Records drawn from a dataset
---------------

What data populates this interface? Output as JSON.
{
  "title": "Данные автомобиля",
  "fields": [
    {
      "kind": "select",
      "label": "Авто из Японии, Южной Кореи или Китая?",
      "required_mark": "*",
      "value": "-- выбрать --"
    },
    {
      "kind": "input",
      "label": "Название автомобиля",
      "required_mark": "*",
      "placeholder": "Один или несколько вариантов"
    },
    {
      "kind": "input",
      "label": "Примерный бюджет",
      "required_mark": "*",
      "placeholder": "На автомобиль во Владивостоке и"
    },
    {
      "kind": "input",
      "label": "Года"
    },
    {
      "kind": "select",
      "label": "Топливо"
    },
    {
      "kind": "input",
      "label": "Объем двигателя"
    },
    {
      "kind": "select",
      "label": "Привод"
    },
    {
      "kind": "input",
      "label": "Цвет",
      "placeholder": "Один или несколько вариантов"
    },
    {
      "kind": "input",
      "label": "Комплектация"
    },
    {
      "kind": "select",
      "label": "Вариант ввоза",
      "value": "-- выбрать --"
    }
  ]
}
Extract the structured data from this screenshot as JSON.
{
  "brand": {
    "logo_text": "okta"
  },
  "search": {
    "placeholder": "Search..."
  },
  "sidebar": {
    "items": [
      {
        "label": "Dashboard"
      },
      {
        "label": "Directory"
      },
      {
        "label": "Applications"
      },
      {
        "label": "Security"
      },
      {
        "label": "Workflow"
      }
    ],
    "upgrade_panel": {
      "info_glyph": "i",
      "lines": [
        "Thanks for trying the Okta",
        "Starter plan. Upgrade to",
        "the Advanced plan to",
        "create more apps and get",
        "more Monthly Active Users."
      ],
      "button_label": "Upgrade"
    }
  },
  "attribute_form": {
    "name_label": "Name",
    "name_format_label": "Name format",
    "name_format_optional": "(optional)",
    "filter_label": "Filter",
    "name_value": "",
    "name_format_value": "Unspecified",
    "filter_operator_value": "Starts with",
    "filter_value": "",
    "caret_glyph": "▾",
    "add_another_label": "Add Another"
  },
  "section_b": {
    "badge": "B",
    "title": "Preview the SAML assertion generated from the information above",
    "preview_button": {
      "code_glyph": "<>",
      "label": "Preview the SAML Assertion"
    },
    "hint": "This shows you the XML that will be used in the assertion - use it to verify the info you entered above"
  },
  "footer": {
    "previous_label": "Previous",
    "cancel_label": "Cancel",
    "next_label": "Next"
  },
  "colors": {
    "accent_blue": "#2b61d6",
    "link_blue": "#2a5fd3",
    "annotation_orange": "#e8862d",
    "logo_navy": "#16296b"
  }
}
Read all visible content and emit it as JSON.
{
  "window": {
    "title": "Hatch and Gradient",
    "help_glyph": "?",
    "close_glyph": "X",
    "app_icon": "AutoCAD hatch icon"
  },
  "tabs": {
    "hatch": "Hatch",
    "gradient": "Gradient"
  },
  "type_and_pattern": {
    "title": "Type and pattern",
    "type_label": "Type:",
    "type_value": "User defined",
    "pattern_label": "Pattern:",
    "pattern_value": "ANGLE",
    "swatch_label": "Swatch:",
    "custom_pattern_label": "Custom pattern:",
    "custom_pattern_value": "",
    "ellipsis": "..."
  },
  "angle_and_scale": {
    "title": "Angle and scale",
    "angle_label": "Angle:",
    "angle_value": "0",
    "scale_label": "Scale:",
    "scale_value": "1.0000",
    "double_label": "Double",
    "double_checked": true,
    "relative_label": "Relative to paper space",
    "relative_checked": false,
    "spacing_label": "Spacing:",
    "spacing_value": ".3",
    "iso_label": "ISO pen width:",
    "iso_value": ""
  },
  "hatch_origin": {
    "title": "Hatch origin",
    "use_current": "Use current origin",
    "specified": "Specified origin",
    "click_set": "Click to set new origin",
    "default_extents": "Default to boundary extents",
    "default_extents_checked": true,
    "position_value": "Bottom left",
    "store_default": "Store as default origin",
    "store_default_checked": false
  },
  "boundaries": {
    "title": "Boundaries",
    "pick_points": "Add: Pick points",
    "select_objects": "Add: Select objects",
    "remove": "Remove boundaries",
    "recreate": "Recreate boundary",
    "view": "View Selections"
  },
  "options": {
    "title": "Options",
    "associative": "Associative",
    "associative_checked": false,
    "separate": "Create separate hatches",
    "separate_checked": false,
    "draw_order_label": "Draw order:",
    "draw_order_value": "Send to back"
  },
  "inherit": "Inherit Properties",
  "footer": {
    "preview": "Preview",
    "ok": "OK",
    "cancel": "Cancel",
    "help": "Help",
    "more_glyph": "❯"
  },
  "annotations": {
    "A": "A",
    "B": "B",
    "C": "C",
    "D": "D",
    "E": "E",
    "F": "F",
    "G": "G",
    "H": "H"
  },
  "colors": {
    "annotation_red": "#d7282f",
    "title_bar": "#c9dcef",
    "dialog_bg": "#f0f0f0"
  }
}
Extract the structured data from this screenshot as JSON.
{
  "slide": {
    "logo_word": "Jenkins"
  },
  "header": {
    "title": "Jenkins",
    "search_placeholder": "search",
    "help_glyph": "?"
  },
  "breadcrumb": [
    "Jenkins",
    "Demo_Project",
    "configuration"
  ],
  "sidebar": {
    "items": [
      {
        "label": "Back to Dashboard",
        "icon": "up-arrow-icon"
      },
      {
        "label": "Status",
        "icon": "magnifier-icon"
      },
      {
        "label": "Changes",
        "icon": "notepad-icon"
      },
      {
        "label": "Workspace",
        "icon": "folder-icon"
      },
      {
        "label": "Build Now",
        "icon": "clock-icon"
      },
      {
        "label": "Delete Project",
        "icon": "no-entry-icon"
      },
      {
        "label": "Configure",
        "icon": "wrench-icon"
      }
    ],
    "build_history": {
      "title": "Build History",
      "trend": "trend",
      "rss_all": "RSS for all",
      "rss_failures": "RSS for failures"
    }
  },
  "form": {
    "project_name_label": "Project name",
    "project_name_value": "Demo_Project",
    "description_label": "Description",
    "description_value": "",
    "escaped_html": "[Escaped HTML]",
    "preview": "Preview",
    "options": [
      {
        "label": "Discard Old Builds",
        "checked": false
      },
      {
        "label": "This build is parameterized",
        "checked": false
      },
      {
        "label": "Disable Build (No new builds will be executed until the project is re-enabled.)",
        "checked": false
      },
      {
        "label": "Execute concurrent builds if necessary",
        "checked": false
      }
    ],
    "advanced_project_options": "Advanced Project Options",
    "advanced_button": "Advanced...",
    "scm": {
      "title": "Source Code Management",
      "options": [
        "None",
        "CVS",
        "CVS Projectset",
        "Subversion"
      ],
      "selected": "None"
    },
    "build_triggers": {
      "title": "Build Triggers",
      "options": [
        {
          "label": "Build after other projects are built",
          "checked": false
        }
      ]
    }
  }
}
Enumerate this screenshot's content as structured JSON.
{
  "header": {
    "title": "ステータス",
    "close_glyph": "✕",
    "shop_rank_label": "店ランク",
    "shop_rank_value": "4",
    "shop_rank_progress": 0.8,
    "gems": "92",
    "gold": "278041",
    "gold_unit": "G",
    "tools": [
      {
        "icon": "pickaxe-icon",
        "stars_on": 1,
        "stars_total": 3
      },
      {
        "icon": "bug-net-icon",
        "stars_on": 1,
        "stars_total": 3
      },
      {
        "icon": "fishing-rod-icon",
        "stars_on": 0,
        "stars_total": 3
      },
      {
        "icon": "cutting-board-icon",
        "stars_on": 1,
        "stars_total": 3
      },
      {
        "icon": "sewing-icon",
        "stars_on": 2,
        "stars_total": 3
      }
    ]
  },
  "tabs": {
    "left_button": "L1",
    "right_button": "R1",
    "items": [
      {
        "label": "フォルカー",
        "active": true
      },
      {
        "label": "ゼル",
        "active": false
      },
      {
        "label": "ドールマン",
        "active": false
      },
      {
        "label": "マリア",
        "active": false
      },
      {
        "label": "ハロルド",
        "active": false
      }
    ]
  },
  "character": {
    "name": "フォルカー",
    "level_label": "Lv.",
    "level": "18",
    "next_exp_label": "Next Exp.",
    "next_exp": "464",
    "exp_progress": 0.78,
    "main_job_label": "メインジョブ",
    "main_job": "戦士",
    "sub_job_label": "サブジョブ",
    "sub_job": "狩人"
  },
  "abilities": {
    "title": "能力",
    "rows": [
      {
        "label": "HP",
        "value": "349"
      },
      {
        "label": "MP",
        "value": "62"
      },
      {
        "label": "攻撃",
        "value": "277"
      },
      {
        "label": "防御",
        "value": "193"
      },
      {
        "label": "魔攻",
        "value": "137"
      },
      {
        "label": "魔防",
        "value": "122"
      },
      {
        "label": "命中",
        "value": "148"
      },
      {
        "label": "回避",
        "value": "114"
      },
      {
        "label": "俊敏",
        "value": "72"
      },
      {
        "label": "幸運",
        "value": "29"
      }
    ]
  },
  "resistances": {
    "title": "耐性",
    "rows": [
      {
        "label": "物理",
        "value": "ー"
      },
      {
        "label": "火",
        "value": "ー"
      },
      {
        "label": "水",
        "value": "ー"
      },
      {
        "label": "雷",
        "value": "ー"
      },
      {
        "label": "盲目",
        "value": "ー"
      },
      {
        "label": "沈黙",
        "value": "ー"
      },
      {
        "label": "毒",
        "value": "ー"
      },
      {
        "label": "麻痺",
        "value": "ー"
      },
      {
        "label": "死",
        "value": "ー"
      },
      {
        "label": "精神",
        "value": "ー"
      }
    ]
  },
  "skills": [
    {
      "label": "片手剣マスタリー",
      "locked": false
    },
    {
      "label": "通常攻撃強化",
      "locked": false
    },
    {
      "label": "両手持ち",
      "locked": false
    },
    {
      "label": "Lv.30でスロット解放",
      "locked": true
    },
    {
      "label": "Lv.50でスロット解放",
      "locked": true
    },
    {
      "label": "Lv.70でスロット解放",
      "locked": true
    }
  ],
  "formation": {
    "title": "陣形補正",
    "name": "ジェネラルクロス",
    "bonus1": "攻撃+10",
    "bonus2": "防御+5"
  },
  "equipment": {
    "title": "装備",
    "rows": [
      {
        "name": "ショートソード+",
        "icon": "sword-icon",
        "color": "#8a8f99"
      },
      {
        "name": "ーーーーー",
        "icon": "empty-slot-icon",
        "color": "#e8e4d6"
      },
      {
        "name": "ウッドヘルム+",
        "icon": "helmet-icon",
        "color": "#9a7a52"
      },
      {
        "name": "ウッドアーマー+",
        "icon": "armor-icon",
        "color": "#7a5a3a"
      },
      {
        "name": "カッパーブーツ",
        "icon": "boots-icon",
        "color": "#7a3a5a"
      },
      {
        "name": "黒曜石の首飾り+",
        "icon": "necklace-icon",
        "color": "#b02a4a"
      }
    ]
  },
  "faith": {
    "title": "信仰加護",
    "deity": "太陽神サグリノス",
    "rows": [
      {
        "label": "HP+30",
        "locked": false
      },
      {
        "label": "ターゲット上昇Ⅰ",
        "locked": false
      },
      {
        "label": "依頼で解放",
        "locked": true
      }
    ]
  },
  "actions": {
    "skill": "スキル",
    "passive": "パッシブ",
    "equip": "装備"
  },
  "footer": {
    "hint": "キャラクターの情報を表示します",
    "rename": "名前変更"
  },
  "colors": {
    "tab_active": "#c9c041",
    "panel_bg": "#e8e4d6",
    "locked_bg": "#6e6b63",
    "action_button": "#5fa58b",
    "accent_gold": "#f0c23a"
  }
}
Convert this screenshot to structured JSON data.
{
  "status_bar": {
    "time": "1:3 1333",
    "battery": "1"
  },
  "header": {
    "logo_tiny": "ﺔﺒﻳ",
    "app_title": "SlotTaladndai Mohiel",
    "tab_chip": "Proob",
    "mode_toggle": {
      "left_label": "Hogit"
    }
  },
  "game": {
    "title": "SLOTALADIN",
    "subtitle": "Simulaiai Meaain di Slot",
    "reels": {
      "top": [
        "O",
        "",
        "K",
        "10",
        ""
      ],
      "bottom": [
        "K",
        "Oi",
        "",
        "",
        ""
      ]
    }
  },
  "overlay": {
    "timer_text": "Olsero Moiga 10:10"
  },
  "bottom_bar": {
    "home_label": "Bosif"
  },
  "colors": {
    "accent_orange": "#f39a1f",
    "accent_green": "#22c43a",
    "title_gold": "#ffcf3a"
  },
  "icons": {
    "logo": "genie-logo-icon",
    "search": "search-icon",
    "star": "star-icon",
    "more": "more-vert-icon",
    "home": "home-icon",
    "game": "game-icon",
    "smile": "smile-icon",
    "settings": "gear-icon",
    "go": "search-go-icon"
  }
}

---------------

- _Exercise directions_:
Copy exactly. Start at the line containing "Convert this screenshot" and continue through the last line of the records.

- _Solution to the problem_:
Convert this screenshot to structured JSON data.
{
  "status_bar": {
    "time": "1:3 1333",
    "battery": "1"
  },
  "header": {
    "logo_tiny": "ﺔﺒﻳ",
    "app_title": "SlotTaladndai Mohiel",
    "tab_chip": "Proob",
    "mode_toggle": {
      "left_label": "Hogit"
    }
  },
  "game": {
    "title": "SLOTALADIN",
    "subtitle": "Simulaiai Meaain di Slot",
    "reels": {
      "top": [
        "O",
        "",
        "K",
        "10",
        ""
      ],
      "bottom": [
        "K",
        "Oi",
        "",
        "",
        ""
      ]
    }
  },
  "overlay": {
    "timer_text": "Olsero Moiga 10:10"
  },
  "bottom_bar": {
    "home_label": "Bosif"
  },
  "colors": {
    "accent_orange": "#f39a1f",
    "accent_green": "#22c43a",
    "title_gold": "#ffcf3a"
  },
  "icons": {
    "logo": "genie-logo-icon",
    "search": "search-icon",
    "star": "star-icon",
    "more": "more-vert-icon",
    "home": "home-icon",
    "game": "game-icon",
    "smile": "smile-icon",
    "settings": "gear-icon",
    "go": "search-go-icon"
  }
}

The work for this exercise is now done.